Catholic Social Teaching Loving & Serving the Poor

One of the defining characteristics of the Catholic faith is its unwavering commitment to the poor and vulnerable. This commitment is not merely about providing charity, but about recognizing, loving, and serving Christ in those most in need.

Loving & Serving the Poor is a Christian duty

The Gospel of Matthew provides a profound illustration of this. "Truly I tell you, whatever you did for one of the least of these brothers and sisters of mine, you did for me" (Matthew 25:40). These words spoken by Jesus form the core of the Church's social mission. It is a call to see Christ in each person, especially those marginalized by society, and to respond with love.

The Church's concern for the poor is reflected in the Catechism of the Catholic Church. It states, "The Eucharist commits us to the poor. To receive in truth the Body and Blood of Christ given up for us, we must recognize Christ in the poorest, his brethren" (Catechism of the Catholic Church, 1397).

The Catholic tradition is filled with saints who have been recognized for their exceptional love and service to the poor. These saints serve as examples and guides for us, showing us how to live out the Gospel call to love our neighbor. Here are just a few examples:

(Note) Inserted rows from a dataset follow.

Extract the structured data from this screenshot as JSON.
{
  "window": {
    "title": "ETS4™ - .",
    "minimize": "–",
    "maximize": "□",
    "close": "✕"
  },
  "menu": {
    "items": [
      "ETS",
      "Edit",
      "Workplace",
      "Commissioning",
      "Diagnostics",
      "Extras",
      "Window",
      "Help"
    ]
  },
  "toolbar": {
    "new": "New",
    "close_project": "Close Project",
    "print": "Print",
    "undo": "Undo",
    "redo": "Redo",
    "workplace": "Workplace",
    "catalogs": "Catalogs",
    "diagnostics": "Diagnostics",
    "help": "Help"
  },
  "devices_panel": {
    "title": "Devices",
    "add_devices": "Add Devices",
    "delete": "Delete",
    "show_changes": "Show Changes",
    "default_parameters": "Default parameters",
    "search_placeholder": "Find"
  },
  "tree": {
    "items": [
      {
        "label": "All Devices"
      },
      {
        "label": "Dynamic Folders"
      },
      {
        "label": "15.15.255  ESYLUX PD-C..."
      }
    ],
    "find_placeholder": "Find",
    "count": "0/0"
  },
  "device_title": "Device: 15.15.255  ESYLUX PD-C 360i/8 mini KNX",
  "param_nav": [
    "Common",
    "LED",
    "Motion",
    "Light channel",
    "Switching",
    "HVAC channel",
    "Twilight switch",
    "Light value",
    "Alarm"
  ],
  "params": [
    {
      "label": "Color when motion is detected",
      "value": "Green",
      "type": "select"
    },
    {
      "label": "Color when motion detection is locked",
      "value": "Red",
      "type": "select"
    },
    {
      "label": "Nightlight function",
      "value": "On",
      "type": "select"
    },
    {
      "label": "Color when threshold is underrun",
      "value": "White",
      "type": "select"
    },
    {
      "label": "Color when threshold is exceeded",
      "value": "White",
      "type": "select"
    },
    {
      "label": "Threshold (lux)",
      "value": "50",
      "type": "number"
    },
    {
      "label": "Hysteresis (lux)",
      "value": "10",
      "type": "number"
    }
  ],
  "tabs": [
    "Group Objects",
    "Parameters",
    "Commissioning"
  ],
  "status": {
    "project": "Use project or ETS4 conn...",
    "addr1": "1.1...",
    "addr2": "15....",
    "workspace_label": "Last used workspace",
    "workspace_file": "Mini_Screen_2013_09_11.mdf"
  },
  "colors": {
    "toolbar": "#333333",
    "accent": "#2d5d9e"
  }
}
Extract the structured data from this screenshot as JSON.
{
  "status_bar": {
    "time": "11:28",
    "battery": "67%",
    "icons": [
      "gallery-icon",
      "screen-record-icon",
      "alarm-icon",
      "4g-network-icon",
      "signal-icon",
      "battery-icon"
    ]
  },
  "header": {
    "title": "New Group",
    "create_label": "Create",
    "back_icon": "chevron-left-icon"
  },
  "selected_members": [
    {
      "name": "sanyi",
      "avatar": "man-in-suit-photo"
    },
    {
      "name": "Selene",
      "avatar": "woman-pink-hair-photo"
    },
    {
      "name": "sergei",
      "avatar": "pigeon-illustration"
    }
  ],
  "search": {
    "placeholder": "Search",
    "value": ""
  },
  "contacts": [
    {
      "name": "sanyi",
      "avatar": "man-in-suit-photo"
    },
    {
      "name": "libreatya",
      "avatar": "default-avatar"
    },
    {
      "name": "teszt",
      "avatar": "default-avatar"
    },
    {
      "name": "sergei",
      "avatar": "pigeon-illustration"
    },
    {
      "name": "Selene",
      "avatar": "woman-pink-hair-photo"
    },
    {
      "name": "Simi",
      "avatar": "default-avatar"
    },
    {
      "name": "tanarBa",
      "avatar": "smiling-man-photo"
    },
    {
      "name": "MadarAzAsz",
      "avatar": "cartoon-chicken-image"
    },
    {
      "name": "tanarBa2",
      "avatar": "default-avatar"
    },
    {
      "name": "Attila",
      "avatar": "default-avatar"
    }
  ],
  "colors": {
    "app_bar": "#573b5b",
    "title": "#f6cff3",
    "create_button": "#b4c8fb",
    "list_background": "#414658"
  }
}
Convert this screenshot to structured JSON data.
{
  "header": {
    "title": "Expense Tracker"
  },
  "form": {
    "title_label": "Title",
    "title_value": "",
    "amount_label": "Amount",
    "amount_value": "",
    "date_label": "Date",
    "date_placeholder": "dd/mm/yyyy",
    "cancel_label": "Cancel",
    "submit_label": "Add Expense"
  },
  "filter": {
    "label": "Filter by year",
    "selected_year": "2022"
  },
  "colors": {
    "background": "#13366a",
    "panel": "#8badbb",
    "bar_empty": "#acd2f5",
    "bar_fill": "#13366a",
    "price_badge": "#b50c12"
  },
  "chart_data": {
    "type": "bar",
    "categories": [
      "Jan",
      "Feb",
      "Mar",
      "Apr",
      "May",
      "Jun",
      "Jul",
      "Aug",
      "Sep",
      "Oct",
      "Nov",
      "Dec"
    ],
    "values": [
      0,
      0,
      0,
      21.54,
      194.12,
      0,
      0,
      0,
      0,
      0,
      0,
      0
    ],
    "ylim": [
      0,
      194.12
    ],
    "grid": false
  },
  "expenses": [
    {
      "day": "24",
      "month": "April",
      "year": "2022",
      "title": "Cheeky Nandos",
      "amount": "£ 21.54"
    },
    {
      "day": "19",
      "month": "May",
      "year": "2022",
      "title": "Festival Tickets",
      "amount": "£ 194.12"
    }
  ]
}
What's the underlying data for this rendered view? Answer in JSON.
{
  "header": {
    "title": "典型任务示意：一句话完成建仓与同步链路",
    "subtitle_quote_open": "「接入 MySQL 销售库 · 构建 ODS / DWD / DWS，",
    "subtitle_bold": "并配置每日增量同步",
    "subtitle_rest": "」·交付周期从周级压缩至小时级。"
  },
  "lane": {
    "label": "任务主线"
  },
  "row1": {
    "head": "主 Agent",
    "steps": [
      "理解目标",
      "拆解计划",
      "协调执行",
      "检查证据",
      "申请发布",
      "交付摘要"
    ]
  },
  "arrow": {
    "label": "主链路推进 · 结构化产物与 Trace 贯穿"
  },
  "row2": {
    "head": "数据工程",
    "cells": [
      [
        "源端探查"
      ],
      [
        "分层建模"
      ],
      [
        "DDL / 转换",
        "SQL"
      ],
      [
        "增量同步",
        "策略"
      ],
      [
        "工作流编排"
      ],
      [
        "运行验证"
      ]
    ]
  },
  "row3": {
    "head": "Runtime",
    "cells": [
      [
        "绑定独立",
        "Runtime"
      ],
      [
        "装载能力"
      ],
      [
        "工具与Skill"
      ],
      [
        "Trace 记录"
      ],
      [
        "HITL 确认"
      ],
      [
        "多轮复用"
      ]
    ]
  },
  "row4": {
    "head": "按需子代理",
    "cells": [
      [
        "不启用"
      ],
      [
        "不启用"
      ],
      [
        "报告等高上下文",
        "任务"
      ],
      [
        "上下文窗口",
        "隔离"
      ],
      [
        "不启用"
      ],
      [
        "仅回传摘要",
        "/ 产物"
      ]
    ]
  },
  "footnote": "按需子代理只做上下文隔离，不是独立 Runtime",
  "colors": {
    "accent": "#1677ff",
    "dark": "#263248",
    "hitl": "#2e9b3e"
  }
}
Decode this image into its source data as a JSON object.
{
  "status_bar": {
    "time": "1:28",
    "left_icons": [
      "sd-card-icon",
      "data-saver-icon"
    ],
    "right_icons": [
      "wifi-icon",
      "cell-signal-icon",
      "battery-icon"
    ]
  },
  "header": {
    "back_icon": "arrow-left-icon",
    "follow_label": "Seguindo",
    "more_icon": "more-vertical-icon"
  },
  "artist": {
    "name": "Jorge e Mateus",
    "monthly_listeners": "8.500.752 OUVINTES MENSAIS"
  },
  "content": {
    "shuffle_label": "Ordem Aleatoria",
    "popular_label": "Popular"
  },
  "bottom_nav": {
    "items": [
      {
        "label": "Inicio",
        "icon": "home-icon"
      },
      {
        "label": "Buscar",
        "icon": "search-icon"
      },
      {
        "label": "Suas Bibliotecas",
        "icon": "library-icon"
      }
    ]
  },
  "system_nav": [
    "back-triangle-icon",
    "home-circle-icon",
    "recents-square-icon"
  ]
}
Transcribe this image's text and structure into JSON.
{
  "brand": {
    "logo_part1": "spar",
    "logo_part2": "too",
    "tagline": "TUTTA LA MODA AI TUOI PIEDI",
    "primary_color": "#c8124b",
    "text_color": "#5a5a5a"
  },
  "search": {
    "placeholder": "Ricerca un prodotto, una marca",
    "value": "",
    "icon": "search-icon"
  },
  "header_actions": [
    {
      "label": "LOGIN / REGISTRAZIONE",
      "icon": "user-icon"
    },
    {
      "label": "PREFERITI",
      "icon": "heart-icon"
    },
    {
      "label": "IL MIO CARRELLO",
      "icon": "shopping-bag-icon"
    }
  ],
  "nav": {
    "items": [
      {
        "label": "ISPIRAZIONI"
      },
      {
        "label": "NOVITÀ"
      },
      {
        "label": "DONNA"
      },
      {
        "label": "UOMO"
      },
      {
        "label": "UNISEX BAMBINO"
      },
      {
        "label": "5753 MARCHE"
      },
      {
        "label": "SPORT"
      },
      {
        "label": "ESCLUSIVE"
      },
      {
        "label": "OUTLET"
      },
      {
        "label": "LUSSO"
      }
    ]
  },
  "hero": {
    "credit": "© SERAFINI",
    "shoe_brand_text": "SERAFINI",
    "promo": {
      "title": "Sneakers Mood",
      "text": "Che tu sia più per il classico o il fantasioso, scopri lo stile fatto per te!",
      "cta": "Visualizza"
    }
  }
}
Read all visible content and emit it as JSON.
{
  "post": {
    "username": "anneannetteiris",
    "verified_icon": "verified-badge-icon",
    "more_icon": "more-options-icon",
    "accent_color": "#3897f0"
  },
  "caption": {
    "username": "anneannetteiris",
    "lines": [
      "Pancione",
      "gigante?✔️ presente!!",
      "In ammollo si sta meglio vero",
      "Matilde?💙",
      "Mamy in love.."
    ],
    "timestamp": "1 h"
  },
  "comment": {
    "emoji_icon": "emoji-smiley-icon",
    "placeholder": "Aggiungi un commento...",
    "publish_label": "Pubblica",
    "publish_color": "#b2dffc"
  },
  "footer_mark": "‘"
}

  • Saint Francis of Assisi: Known for his profound love for all of creation, St. Francis (1181-1226) dedicated his life to serving the poor. He famously renounced his family's wealth to live in poverty among those he served. His order, the Franciscans, continues his work of serving the poor and marginalized.
  • Saint Vincent de Paul: St. Vincent de Paul (1581-1660) was a French priest who dedicated his life to serving the poor. He founded the Congregation of the Mission, also known as the Vincentians, as well as the Ladies of Charity, both of which served the needs of the poor, sick, and marginalized.
  • Saint Teresa of Calcutta: Known around the world for her love and service of the poor, Mother Teresa (1910-1997) founded the Missionaries of Charity in Calcutta, India. She and her sisters provided food, medical help, and companionship to the poor, sick, and dying on the streets of Calcutta. She once said, "If you can't feed a hundred people, then feed just one."
  • Saint Elizabeth of Hungary: A princess and a mother, St. Elizabeth (1207-1231) is known for her deep care for the poor. Despite her royal status, she often served the poor directly, even baking bread for hundreds of the poorest in her kingdom.
  • Saint Martin de Porres: A lay brother of the Dominican order in Peru, St. Martin (1579–1639) was known for his tireless work on behalf of the poor. He established an orphanage and a children’s hospital. He is often depicted with a broom, to symbolize his belief that all work is noble.
  • Saint Damien of Molokai: Known as the "Apostle to the Lepers", St. Damien (1840-1889) spent 16 years caring for the physical, spiritual, and emotional needs of those in the leper colony of Molokai, Hawaii.
  • Saint Katharine Drexel: An American saint, St. Katharine Drexel (1858-1955) dedicated her life and her fortune to works of education and aid to the poor, especially Native Americans and African Americans. She founded the Sisters of the Blessed Sacrament to carry on this work.

These saints lived in different times and places, and their lives looked quite different. However, what they all had in common was a deep love for the poor and a commitment to serving them. They serve as an inspiration for all Catholics, calling us to look beyond ourselves and see Christ in those in need.